“I will set no wicked thing before mine eyes . . . it shall not cleave to me” (Psalms 101:3).
I found this verse one day as I read and pondered the book of Psalms. I read it again and again while I reflected on the young men and women I work with in my church calling who are struggling with the curse of pornography.
David wrote Psalm 101, almost certainly in the years after his encounter with Bathsheba, when a walk on the roof and an inadvertent glance allowed his eyes to rest and remain where they ought not to have rested.
David’s Eyes and Job’s Eyes
David knew as well as anyone the consuming calamity that can come when we settle our eyes in places that can nurture wickedness. He wrote of his resolve as he looked back through the magnifying lens of experience, “I will set no wicked thing before mine eyes…”
Job avoided David’s dilemma by making his decisions early: “I made a covenant with mine eyes; why then should I think upon a maid?” (Job 31:1).
There are warnings in these scriptures about what kinds of things we allow to attract our eyes and affect our thoughts. But there is powerful counsel here as well. What do we set before our eyes when we select our entertainment on TV or at the movies? How do we feel about the work of those who produce such things? And if we set evil, wicked things—not just pornography but anything like unto it—before our eyes, how do we keep it from clinging to us?
I have worked with some young men and women in my church callings who are faithful but who have allowed their eyes to wander outside of their covenants, and who cannot let go. What they have experienced clings to them as though it had been attached with super glue.

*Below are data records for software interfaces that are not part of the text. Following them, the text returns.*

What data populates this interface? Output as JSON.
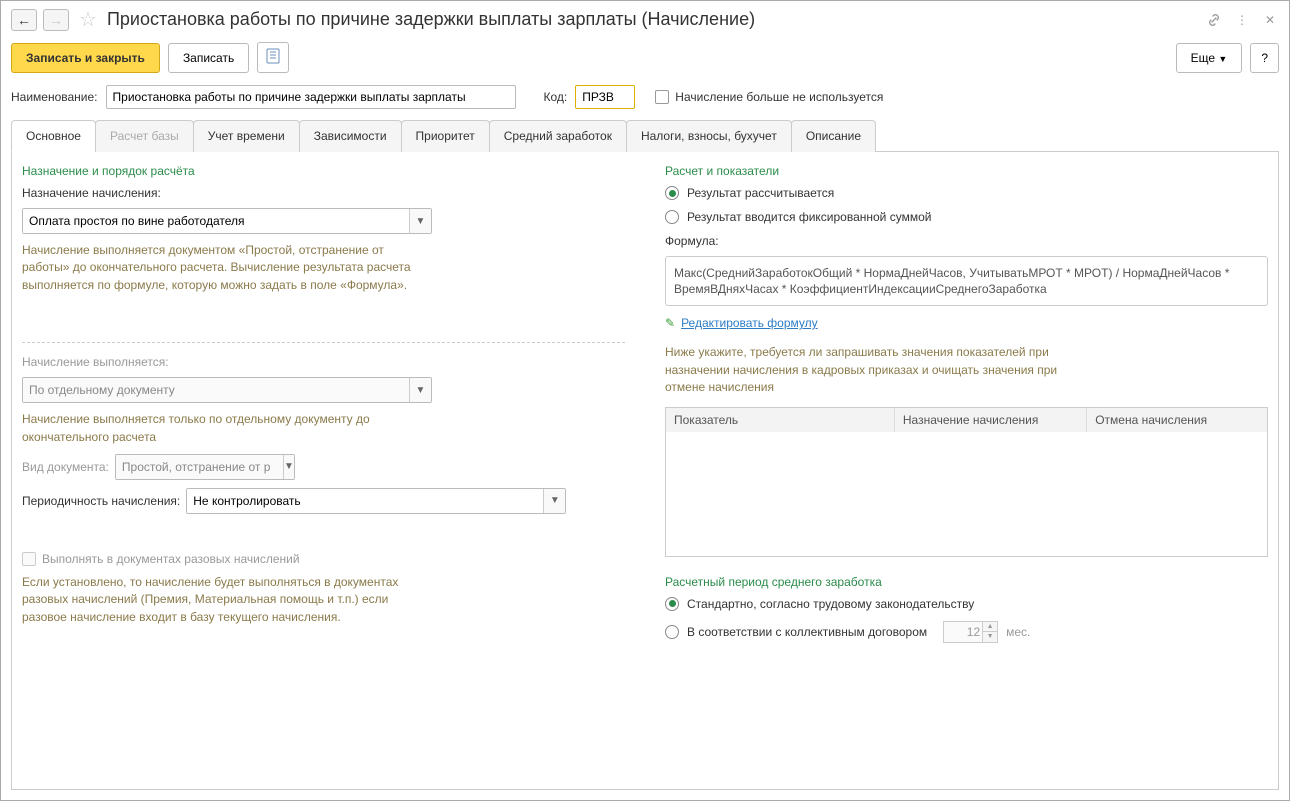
{
  "titlebar": {
    "title": "Приостановка работы по причине задержки выплаты зарплаты (Начисление)"
  },
  "toolbar": {
    "save_close": "Записать и закрыть",
    "save": "Записать",
    "more": "Еще",
    "help": "?"
  },
  "fields": {
    "name_label": "Наименование:",
    "name_value": "Приостановка работы по причине задержки выплаты зарплаты",
    "code_label": "Код:",
    "code_value": "ПРЗВ",
    "not_used_label": "Начисление больше не используется"
  },
  "tabs": [
    "Основное",
    "Расчет базы",
    "Учет времени",
    "Зависимости",
    "Приоритет",
    "Средний заработок",
    "Налоги, взносы, бухучет",
    "Описание"
  ],
  "left": {
    "section1_title": "Назначение и порядок расчёта",
    "assign_label": "Назначение начисления:",
    "assign_value": "Оплата простоя по вине работодателя",
    "assign_help": "Начисление выполняется документом «Простой, отстранение от работы» до окончательного расчета. Вычисление результата расчета выполняется по формуле, которую можно задать в поле «Формула».",
    "exec_label": "Начисление выполняется:",
    "exec_value": "По отдельному документу",
    "exec_help": "Начисление выполняется только по отдельному документу до окончательного расчета",
    "doc_type_label": "Вид документа:",
    "doc_type_value": "Простой, отстранение от р",
    "period_label": "Периодичность начисления:",
    "period_value": "Не контролировать",
    "once_docs_label": "Выполнять в документах разовых начислений",
    "once_docs_help": "Если установлено, то начисление будет выполняться в документах разовых начислений (Премия, Материальная помощь и т.п.) если разовое начисление входит в базу текущего начисления."
  },
  "right": {
    "section_title": "Расчет и показатели",
    "result_calc": "Результат рассчитывается",
    "result_fixed": "Результат вводится фиксированной суммой",
    "formula_label": "Формула:",
    "formula_value": "Макс(СреднийЗаработокОбщий * НормаДнейЧасов, УчитыватьМРОТ * МРОТ) / НормаДнейЧасов * ВремяВДняхЧасах * КоэффициентИндексацииСреднегоЗаработка",
    "edit_formula": "Редактировать формулу",
    "hint": "Ниже укажите, требуется ли запрашивать значения показателей при назначении начисления в кадровых приказах и очищать значения при отмене начисления",
    "col1": "Показатель",
    "col2": "Назначение начисления",
    "col3": "Отмена начисления",
    "period_title": "Расчетный период среднего заработка",
    "period_standard": "Стандартно, согласно трудовому законодательству",
    "period_custom": "В соответствии с коллективным договором",
    "months_value": "12",
    "months_unit": "мес."
  }
}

I weep with them and warn them, “Set no wicked thing before your eyes, because it will surely cleave to you.”
The Lusts of Our Eyes

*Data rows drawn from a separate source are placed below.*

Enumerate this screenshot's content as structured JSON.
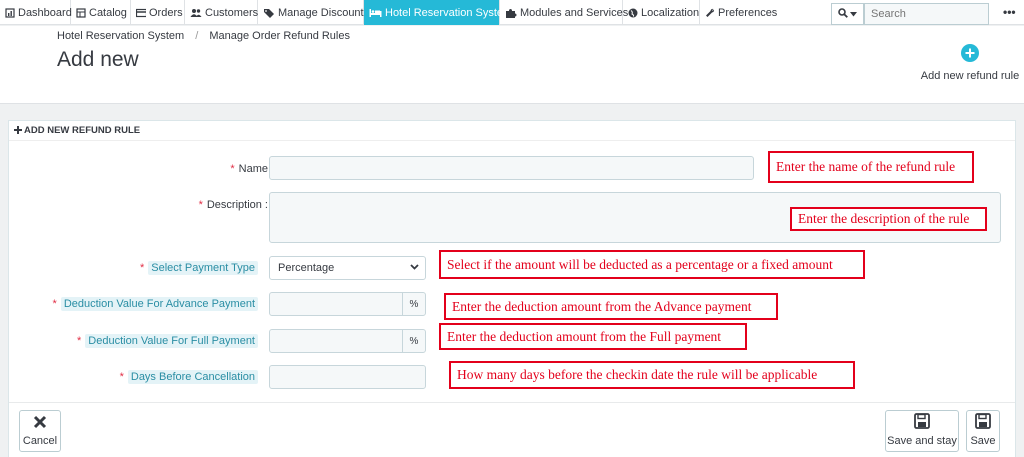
{
  "nav": {
    "items": [
      {
        "label": "Dashboard",
        "icon": "dashboard-icon"
      },
      {
        "label": "Catalog",
        "icon": "catalog-icon"
      },
      {
        "label": "Orders",
        "icon": "orders-icon"
      },
      {
        "label": "Customers",
        "icon": "customers-icon"
      },
      {
        "label": "Manage Discounts",
        "icon": "tag-icon"
      },
      {
        "label": "Hotel Reservation System",
        "icon": "bed-icon"
      },
      {
        "label": "Modules and Services",
        "icon": "puzzle-icon"
      },
      {
        "label": "Localization",
        "icon": "globe-icon"
      },
      {
        "label": "Preferences",
        "icon": "wrench-icon"
      }
    ],
    "active": "Hotel Reservation System",
    "search_placeholder": "Search",
    "more": "•••"
  },
  "header": {
    "breadcrumb": [
      "Hotel Reservation System",
      "Manage Order Refund Rules"
    ],
    "breadcrumb_sep": "/",
    "title": "Add new",
    "add_button_label": "Add new refund rule"
  },
  "panel": {
    "heading": "ADD NEW REFUND RULE",
    "fields": {
      "name_label": "Name",
      "description_label": "Description :",
      "payment_type_label": "Select Payment Type",
      "payment_type_value": "Percentage",
      "advance_label": "Deduction Value For Advance Payment",
      "advance_addon": "%",
      "full_label": "Deduction Value For Full Payment",
      "full_addon": "%",
      "days_label": "Days Before Cancellation",
      "required_mark": "*"
    },
    "notes": {
      "name": "Enter the name of the refund rule",
      "description": "Enter the description of the rule",
      "payment_type": "Select if the amount will be deducted as a percentage or a fixed amount",
      "advance": "Enter the deduction amount from the Advance payment",
      "full": "Enter the deduction amount from the Full payment",
      "days": "How many days before the checkin date the rule will be applicable"
    },
    "buttons": {
      "cancel": "Cancel",
      "save_and_stay": "Save and stay",
      "save": "Save"
    }
  },
  "colors": {
    "accent": "#25b9d7",
    "required": "#e12e45",
    "annotation": "#e3001b"
  }
}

Alma counseled Corianton, “Now my son, I would that ye should repent and forsake your sins, and go no more after the lusts of your eyes, but cross yourself in all these things . . .” (Alma 39:9). I am sobered by the image of lusting eyes. Are we willing to pass by wicked things that appear before our eyes? To change the channel or leave the theatre or close the magazine? My wife is. When we were dating she walked out of the first two movies we attended together because she found herself being invited, even persuaded, to look at wicked things. We do not attend many movies.

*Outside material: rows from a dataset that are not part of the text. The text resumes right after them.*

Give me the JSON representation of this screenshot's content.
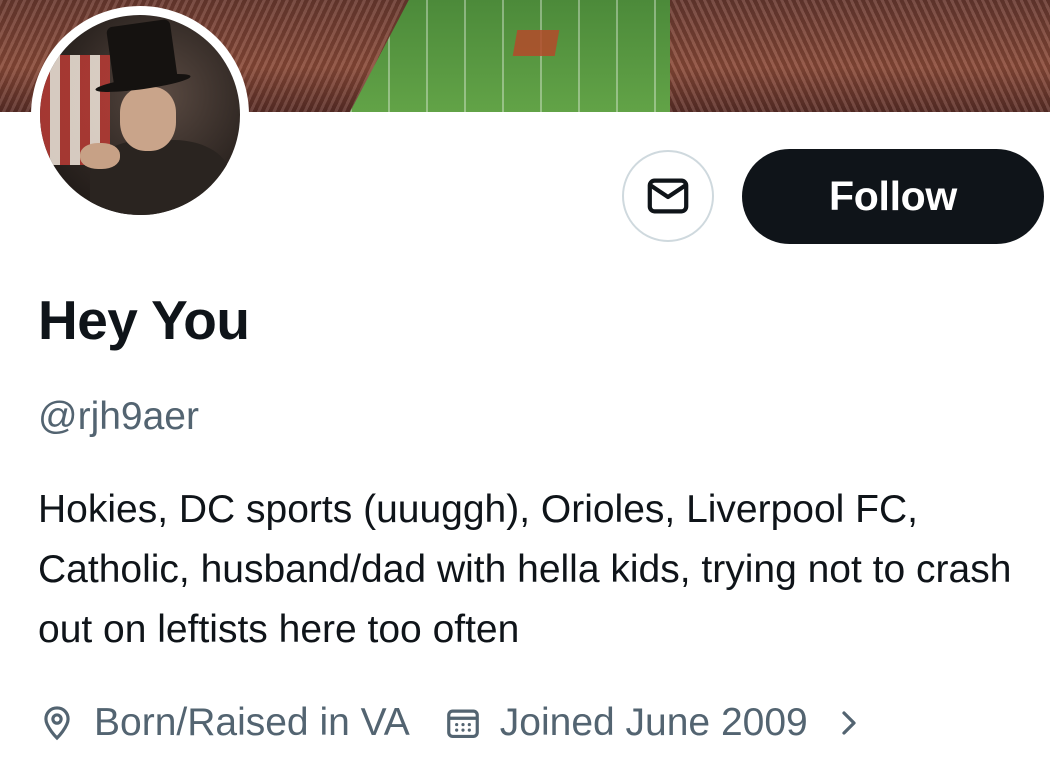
{
  "profile": {
    "display_name": "Hey You",
    "handle": "@rjh9aer",
    "bio": "Hokies, DC sports (uuuggh), Orioles, Liverpool FC, Catholic, husband/dad with hella kids, trying not to crash out on leftists here too often",
    "location": "Born/Raised in VA",
    "joined": "Joined June 2009"
  },
  "actions": {
    "follow_label": "Follow"
  },
  "icons": {
    "message": "envelope-icon",
    "location": "location-pin-icon",
    "joined": "calendar-icon",
    "more": "chevron-right-icon"
  },
  "colors": {
    "primary_text": "#0f1419",
    "secondary_text": "#536471",
    "follow_bg": "#0f1419",
    "border": "#cfd9de"
  }
}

The intent suggested by David in Psalm 101 is important. He said, “I will set no wicked thing before mine eyes.” The verb set suggests an act of will.
Where are We Now?
In our culture it may be impossible to prevent wicked things from finding their way before our eyes. Dr. Pitirim A. Sorokin of Columbia University wrote the following fifty-eight years ago: “A consuming interest in sex has so penetrated our national culture that it has been estimated we encounter some kind of sexual lure every nine minutes of our waking day” (Dr. Pitirim A. Sorokin: Time Magazine, 11 Jan. 1954). Every nine minutes! And this was in 1954. Where are we now?
Ezra Taft Benson, a former President of the Church of Jesus Christ of Latter-day Saints, mentioned a young man who remarked “that if he quit reading books, watching TV, seeing movies, reading newspapers and magazines, and going to school, there was a chance he might live a clean life” (Improvement Era, December 1964, p. 1068). This was in 1964. Where are we now?
Immoral imagery is so pervasive that in the most inopportune of moments, and with an absolute absence of intent, such things can find their way before our eyes.
But we must not set them before our eyes. We must turn our eyes away when we are surprised by evil, and we must never, ever, seek it and set it where we cannot miss it.
The Miraculous Eye
Douglas L. Callister spoke of the eye. “With its 107 million cells, connected to the brain by over 1 million neurons, the eye is more perfect than any camera ever invented. It caused Charles Darwin to humbly admit, “That the eye with all its inimitable contrivances . . . could have been formed by natural selection, seems, I freely confess, absurd in the highest sense” (Ensign, January 2008, p. 69).
God gave us our eyes, with all their miraculous powers. We must insure that what we allow before them does not lead us away from Him.
“The light of the body is the eye,” Jesus taught. “If therefore thine eye be single to the glory of God, thy whole body shall be full of light. But if thine eye be evil, thy whole body shall be full of darkness” (Matthew 6:23-23, JST).